A Living Nadneyda said...

This is one area where (I'm hoping) the approach in Israel is slightly less skewed, at least in many places. Yes, there is definitely an aspect of hosting weddings and bar mitzvahs on a level beyond what one can afford... but I suspect it's not always linked to "Keeping up with the Jones." Here there is a tendency to invite the entire extended family, or the entire moshav (where the extended family often lives) because that's very accepted practice in the Middle East in general, and in Israel specifically.

But I'm happy to report that within our community, people have had smachot on all levels, and I don't feel that people are embarrassed for doing less or more. Some hold parties in their back gardens, with do-it-yourself catering (or part professional, part neighbors & family), while some hire the hall and go all out. I love the variety, and the fact that people feel comfortable doing what they can afford to do. Within their budget, each family succeeds in making their celebration one-of-a-kind and truly representative of their family style.

(Also, I am happy to report, girls' and boys' bnei mitzvah are celebrated on the same level -- not a given in all places).

Anonymous said...
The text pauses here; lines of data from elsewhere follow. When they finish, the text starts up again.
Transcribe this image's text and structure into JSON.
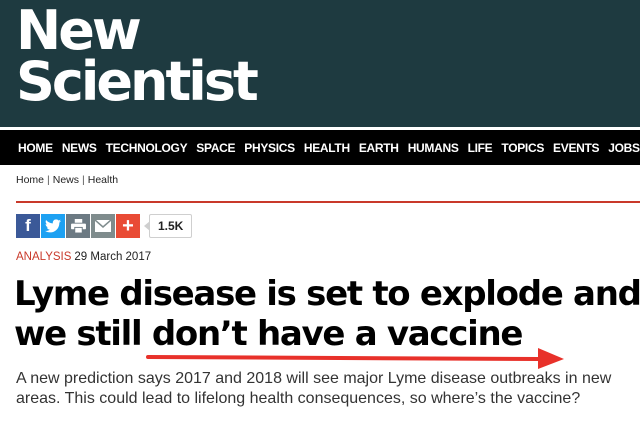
{
  "brand": {
    "logo_line1": "New",
    "logo_line2": "Scientist",
    "colors": {
      "masthead": "#1e3a40",
      "nav": "#000000",
      "accent": "#c9392a",
      "annotation_arrow": "#e8312a"
    }
  },
  "nav": {
    "items": [
      "HOME",
      "NEWS",
      "TECHNOLOGY",
      "SPACE",
      "PHYSICS",
      "HEALTH",
      "EARTH",
      "HUMANS",
      "LIFE",
      "TOPICS",
      "EVENTS",
      "JOBS"
    ]
  },
  "breadcrumb": {
    "items": [
      "Home",
      "News",
      "Health"
    ],
    "separator": "|"
  },
  "share": {
    "buttons": [
      {
        "icon": "facebook-icon",
        "glyph": "f",
        "color": "#3b5998"
      },
      {
        "icon": "twitter-icon",
        "glyph": "",
        "color": "#1da1f2"
      },
      {
        "icon": "print-icon",
        "glyph": "",
        "color": "#6c7a83"
      },
      {
        "icon": "email-icon",
        "glyph": "",
        "color": "#7f8c8d"
      },
      {
        "icon": "plus-icon",
        "glyph": "+",
        "color": "#e94b35"
      }
    ],
    "count": "1.5K"
  },
  "article": {
    "kicker": "ANALYSIS",
    "date": "29 March 2017",
    "headline_line1": "Lyme disease is set to explode and",
    "headline_line2": "we still don’t have a vaccine",
    "standfirst": "A new prediction says 2017 and 2018 will see major Lyme disease outbreaks in new areas. This could lead to lifelong health consequences, so where’s the vaccine?"
  }
}
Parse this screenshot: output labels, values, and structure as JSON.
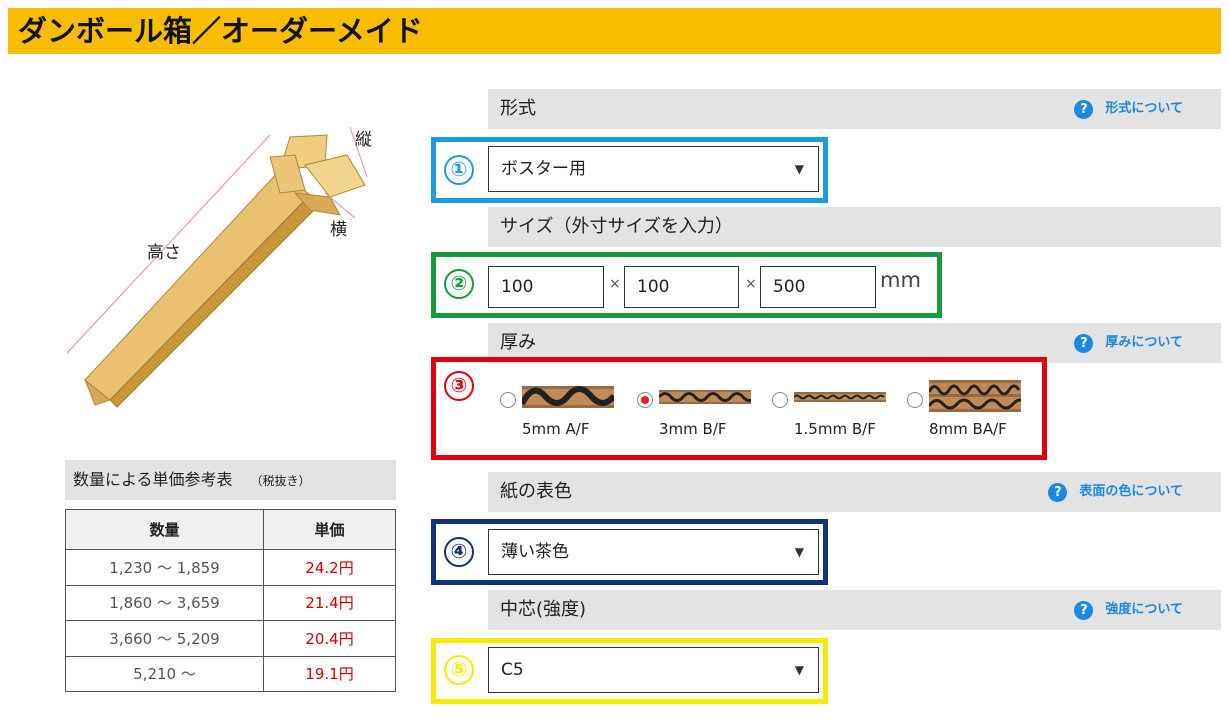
{
  "title": "ダンボール箱／オーダーメイド",
  "illustration": {
    "label_height": "高さ",
    "label_depth": "縦",
    "label_width": "横"
  },
  "price_table": {
    "heading": "数量による単価参考表",
    "note": "（税抜き）",
    "col_qty": "数量",
    "col_price": "単価",
    "rows": [
      {
        "qty": "1,230 ～ 1,859",
        "price": "24.2円"
      },
      {
        "qty": "1,860 ～ 3,659",
        "price": "21.4円"
      },
      {
        "qty": "3,660 ～ 5,209",
        "price": "20.4円"
      },
      {
        "qty": "5,210 ～",
        "price": "19.1円"
      }
    ]
  },
  "sections": {
    "format": {
      "label": "形式",
      "help": "形式について",
      "number": "①",
      "value": "ボスター用"
    },
    "size": {
      "label": "サイズ（外寸サイズを入力）",
      "number": "②",
      "width": "100",
      "depth": "100",
      "height": "500",
      "times": "×",
      "unit": "mm"
    },
    "thickness": {
      "label": "厚み",
      "help": "厚みについて",
      "number": "③",
      "options": [
        {
          "label": "5mm A/F",
          "selected": false
        },
        {
          "label": "3mm B/F",
          "selected": true
        },
        {
          "label": "1.5mm B/F",
          "selected": false
        },
        {
          "label": "8mm BA/F",
          "selected": false
        }
      ]
    },
    "surface_color": {
      "label": "紙の表色",
      "help": "表面の色について",
      "number": "④",
      "value": "薄い茶色"
    },
    "core": {
      "label": "中芯(強度)",
      "help": "強度について",
      "number": "⑤",
      "value": "C5"
    }
  },
  "colors": {
    "accent": "#f8bd00",
    "box1": "#1e9be0",
    "box2": "#159a40",
    "box3": "#e00010",
    "box4": "#14307a",
    "box5": "#f5ea00",
    "help": "#1a8ae0",
    "price": "#cc0000"
  },
  "icons": {
    "help": "question-circle-icon",
    "dropdown": "triangle-down-icon"
  }
}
I was away for Shabbos and the Rav of the shul where I was davening gave a shiur in which he was talking about how it is not correct for some members of Klal to be raising kinoh in other members. Someone at the shiur asked him if that meant that no member of the shul or community should come forward to give a huge donation or build and name a building. He backtracked and said that was not only fine but was expected but he was referring to lavish simchas and big houses and expensive cars. Then someone else asked why the emphasis shouldn't be on people's not having kinoh of others to begin with. Why punish those who can afford what they spend by saying that others may be jealous of them? He sort of waffled around that question and finally just said that kinoh seems to be a part of human nature and it's hard to control so we should start at the top and work our way down. Seems backwards to me. Isn't that what sameach b'chelkoh is about? Being satisfied with what you have?

Anonymous said...

It isn't just jealousy that's working here. Every where you go there are ads pushing you to buy. They are in all the media, they are on buses and on billboards and on signs when you walk in the street. The message you get everywhere you look is that you HAVE to have whatever they are pushing. Now add that to seeing that other people have things that you don't and you can feel as if you aren't doing what you are sdupposed to if you aren't buying. I'm not saying it's right but it's really hard to get away from the message that you have to own certain things.